#### Exercise prompt:
Every record must be written out once more, with nothing added or omitted.

==== Data records ====

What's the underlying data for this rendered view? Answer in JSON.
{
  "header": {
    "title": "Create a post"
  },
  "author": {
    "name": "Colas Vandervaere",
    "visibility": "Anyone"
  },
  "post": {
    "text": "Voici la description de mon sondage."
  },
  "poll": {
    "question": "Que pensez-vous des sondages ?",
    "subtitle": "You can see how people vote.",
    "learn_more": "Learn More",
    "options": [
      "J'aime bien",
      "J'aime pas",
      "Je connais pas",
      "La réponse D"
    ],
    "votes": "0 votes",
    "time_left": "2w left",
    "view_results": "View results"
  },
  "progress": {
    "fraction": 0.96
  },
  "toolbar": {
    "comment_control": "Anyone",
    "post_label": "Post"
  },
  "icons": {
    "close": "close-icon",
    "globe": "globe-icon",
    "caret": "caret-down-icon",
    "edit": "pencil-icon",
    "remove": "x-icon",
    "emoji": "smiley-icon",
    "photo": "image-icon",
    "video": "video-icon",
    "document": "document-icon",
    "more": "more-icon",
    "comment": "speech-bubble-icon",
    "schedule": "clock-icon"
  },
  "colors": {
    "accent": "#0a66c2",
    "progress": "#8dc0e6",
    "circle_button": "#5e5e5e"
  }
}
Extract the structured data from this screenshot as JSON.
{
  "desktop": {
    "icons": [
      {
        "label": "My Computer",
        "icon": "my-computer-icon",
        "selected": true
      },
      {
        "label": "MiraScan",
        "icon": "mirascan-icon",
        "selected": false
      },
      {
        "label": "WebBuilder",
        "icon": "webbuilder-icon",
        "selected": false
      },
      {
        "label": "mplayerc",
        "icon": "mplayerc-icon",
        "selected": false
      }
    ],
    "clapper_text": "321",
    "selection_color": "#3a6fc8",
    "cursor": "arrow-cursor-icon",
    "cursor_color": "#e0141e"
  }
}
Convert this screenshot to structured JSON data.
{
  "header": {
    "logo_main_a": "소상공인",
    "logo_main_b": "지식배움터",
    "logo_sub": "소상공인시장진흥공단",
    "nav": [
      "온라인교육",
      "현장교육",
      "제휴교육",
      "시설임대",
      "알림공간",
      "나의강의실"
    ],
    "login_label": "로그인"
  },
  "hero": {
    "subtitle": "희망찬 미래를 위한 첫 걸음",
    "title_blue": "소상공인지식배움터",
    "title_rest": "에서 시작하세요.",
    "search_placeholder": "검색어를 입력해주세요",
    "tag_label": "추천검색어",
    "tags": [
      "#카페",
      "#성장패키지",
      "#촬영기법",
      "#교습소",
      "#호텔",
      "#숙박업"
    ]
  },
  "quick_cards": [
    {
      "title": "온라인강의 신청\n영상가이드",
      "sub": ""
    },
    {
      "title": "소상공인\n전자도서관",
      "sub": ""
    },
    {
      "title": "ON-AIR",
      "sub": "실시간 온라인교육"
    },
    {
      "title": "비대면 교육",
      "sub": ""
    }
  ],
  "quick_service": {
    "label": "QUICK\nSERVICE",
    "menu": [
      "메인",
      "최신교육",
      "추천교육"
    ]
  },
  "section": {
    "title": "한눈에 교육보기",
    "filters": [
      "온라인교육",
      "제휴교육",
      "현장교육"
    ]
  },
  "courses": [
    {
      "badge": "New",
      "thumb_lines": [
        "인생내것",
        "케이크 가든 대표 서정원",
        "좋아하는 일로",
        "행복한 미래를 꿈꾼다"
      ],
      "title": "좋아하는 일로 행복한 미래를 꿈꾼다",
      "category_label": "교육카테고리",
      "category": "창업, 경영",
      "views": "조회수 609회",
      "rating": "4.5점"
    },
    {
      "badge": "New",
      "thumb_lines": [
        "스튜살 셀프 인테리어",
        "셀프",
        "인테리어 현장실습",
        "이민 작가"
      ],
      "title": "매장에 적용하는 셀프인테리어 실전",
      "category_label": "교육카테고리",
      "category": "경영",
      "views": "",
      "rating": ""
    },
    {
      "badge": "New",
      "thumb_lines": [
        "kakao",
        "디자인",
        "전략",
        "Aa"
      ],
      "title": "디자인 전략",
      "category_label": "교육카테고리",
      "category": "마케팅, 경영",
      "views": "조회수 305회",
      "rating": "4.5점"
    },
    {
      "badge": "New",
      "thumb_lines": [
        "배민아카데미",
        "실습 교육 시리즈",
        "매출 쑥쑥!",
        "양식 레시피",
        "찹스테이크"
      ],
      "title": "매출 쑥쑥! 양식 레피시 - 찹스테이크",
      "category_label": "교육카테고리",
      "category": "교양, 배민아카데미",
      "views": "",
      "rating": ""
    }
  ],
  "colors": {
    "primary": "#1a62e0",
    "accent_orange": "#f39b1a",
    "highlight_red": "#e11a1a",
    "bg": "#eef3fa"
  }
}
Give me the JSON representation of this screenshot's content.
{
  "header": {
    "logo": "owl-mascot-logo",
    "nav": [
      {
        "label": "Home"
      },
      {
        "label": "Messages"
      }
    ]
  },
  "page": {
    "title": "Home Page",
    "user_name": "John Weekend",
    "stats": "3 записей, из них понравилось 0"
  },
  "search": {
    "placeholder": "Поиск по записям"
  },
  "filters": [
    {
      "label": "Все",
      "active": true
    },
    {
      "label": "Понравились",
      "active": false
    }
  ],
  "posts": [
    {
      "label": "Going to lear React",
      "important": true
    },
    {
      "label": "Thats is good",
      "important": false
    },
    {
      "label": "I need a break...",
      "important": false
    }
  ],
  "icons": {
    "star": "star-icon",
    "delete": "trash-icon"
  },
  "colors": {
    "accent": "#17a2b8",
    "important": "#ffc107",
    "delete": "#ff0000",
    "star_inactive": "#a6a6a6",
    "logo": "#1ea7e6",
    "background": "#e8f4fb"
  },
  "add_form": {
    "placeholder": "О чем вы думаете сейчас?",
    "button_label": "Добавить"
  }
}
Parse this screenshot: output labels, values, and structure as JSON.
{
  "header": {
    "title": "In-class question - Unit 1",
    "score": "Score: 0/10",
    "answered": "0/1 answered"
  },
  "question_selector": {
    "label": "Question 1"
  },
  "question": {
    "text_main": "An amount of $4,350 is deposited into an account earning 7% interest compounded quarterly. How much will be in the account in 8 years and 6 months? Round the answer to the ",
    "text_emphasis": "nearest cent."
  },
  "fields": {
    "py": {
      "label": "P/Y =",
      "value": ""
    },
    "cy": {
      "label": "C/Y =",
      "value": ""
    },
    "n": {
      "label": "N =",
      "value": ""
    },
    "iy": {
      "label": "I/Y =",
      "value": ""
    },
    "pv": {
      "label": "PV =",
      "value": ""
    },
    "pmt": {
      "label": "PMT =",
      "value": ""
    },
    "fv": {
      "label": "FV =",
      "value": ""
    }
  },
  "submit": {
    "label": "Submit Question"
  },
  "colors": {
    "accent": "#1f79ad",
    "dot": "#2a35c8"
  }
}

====

#### Problem solution:
What's the underlying data for this rendered view? Answer in JSON.
{
  "header": {
    "title": "Create a post"
  },
  "author": {
    "name": "Colas Vandervaere",
    "visibility": "Anyone"
  },
  "post": {
    "text": "Voici la description de mon sondage."
  },
  "poll": {
    "question": "Que pensez-vous des sondages ?",
    "subtitle": "You can see how people vote.",
    "learn_more": "Learn More",
    "options": [
      "J'aime bien",
      "J'aime pas",
      "Je connais pas",
      "La réponse D"
    ],
    "votes": "0 votes",
    "time_left": "2w left",
    "view_results": "View results"
  },
  "progress": {
    "fraction": 0.96
  },
  "toolbar": {
    "comment_control": "Anyone",
    "post_label": "Post"
  },
  "icons": {
    "close": "close-icon",
    "globe": "globe-icon",
    "caret": "caret-down-icon",
    "edit": "pencil-icon",
    "remove": "x-icon",
    "emoji": "smiley-icon",
    "photo": "image-icon",
    "video": "video-icon",
    "document": "document-icon",
    "more": "more-icon",
    "comment": "speech-bubble-icon",
    "schedule": "clock-icon"
  },
  "colors": {
    "accent": "#0a66c2",
    "progress": "#8dc0e6",
    "circle_button": "#5e5e5e"
  }
}
Extract the structured data from this screenshot as JSON.
{
  "desktop": {
    "icons": [
      {
        "label": "My Computer",
        "icon": "my-computer-icon",
        "selected": true
      },
      {
        "label": "MiraScan",
        "icon": "mirascan-icon",
        "selected": false
      },
      {
        "label": "WebBuilder",
        "icon": "webbuilder-icon",
        "selected": false
      },
      {
        "label": "mplayerc",
        "icon": "mplayerc-icon",
        "selected": false
      }
    ],
    "clapper_text": "321",
    "selection_color": "#3a6fc8",
    "cursor": "arrow-cursor-icon",
    "cursor_color": "#e0141e"
  }
}
Convert this screenshot to structured JSON data.
{
  "header": {
    "logo_main_a": "소상공인",
    "logo_main_b": "지식배움터",
    "logo_sub": "소상공인시장진흥공단",
    "nav": [
      "온라인교육",
      "현장교육",
      "제휴교육",
      "시설임대",
      "알림공간",
      "나의강의실"
    ],
    "login_label": "로그인"
  },
  "hero": {
    "subtitle": "희망찬 미래를 위한 첫 걸음",
    "title_blue": "소상공인지식배움터",
    "title_rest": "에서 시작하세요.",
    "search_placeholder": "검색어를 입력해주세요",
    "tag_label": "추천검색어",
    "tags": [
      "#카페",
      "#성장패키지",
      "#촬영기법",
      "#교습소",
      "#호텔",
      "#숙박업"
    ]
  },
  "quick_cards": [
    {
      "title": "온라인강의 신청\n영상가이드",
      "sub": ""
    },
    {
      "title": "소상공인\n전자도서관",
      "sub": ""
    },
    {
      "title": "ON-AIR",
      "sub": "실시간 온라인교육"
    },
    {
      "title": "비대면 교육",
      "sub": ""
    }
  ],
  "quick_service": {
    "label": "QUICK\nSERVICE",
    "menu": [
      "메인",
      "최신교육",
      "추천교육"
    ]
  },
  "section": {
    "title": "한눈에 교육보기",
    "filters": [
      "온라인교육",
      "제휴교육",
      "현장교육"
    ]
  },
  "courses": [
    {
      "badge": "New",
      "thumb_lines": [
        "인생내것",
        "케이크 가든 대표 서정원",
        "좋아하는 일로",
        "행복한 미래를 꿈꾼다"
      ],
      "title": "좋아하는 일로 행복한 미래를 꿈꾼다",
      "category_label": "교육카테고리",
      "category": "창업, 경영",
      "views": "조회수 609회",
      "rating": "4.5점"
    },
    {
      "badge": "New",
      "thumb_lines": [
        "스튜살 셀프 인테리어",
        "셀프",
        "인테리어 현장실습",
        "이민 작가"
      ],
      "title": "매장에 적용하는 셀프인테리어 실전",
      "category_label": "교육카테고리",
      "category": "경영",
      "views": "",
      "rating": ""
    },
    {
      "badge": "New",
      "thumb_lines": [
        "kakao",
        "디자인",
        "전략",
        "Aa"
      ],
      "title": "디자인 전략",
      "category_label": "교육카테고리",
      "category": "마케팅, 경영",
      "views": "조회수 305회",
      "rating": "4.5점"
    },
    {
      "badge": "New",
      "thumb_lines": [
        "배민아카데미",
        "실습 교육 시리즈",
        "매출 쑥쑥!",
        "양식 레시피",
        "찹스테이크"
      ],
      "title": "매출 쑥쑥! 양식 레피시 - 찹스테이크",
      "category_label": "교육카테고리",
      "category": "교양, 배민아카데미",
      "views": "",
      "rating": ""
    }
  ],
  "colors": {
    "primary": "#1a62e0",
    "accent_orange": "#f39b1a",
    "highlight_red": "#e11a1a",
    "bg": "#eef3fa"
  }
}
Give me the JSON representation of this screenshot's content.
{
  "header": {
    "logo": "owl-mascot-logo",
    "nav": [
      {
        "label": "Home"
      },
      {
        "label": "Messages"
      }
    ]
  },
  "page": {
    "title": "Home Page",
    "user_name": "John Weekend",
    "stats": "3 записей, из них понравилось 0"
  },
  "search": {
    "placeholder": "Поиск по записям"
  },
  "filters": [
    {
      "label": "Все",
      "active": true
    },
    {
      "label": "Понравились",
      "active": false
    }
  ],
  "posts": [
    {
      "label": "Going to lear React",
      "important": true
    },
    {
      "label": "Thats is good",
      "important": false
    },
    {
      "label": "I need a break...",
      "important": false
    }
  ],
  "icons": {
    "star": "star-icon",
    "delete": "trash-icon"
  },
  "colors": {
    "accent": "#17a2b8",
    "important": "#ffc107",
    "delete": "#ff0000",
    "star_inactive": "#a6a6a6",
    "logo": "#1ea7e6",
    "background": "#e8f4fb"
  },
  "add_form": {
    "placeholder": "О чем вы думаете сейчас?",
    "button_label": "Добавить"
  }
}
Parse this screenshot: output labels, values, and structure as JSON.
{
  "header": {
    "title": "In-class question - Unit 1",
    "score": "Score: 0/10",
    "answered": "0/1 answered"
  },
  "question_selector": {
    "label": "Question 1"
  },
  "question": {
    "text_main": "An amount of $4,350 is deposited into an account earning 7% interest compounded quarterly. How much will be in the account in 8 years and 6 months? Round the answer to the ",
    "text_emphasis": "nearest cent."
  },
  "fields": {
    "py": {
      "label": "P/Y =",
      "value": ""
    },
    "cy": {
      "label": "C/Y =",
      "value": ""
    },
    "n": {
      "label": "N =",
      "value": ""
    },
    "iy": {
      "label": "I/Y =",
      "value": ""
    },
    "pv": {
      "label": "PV =",
      "value": ""
    },
    "pmt": {
      "label": "PMT =",
      "value": ""
    },
    "fv": {
      "label": "FV =",
      "value": ""
    }
  },
  "submit": {
    "label": "Submit Question"
  },
  "colors": {
    "accent": "#1f79ad",
    "dot": "#2a35c8"
  }
}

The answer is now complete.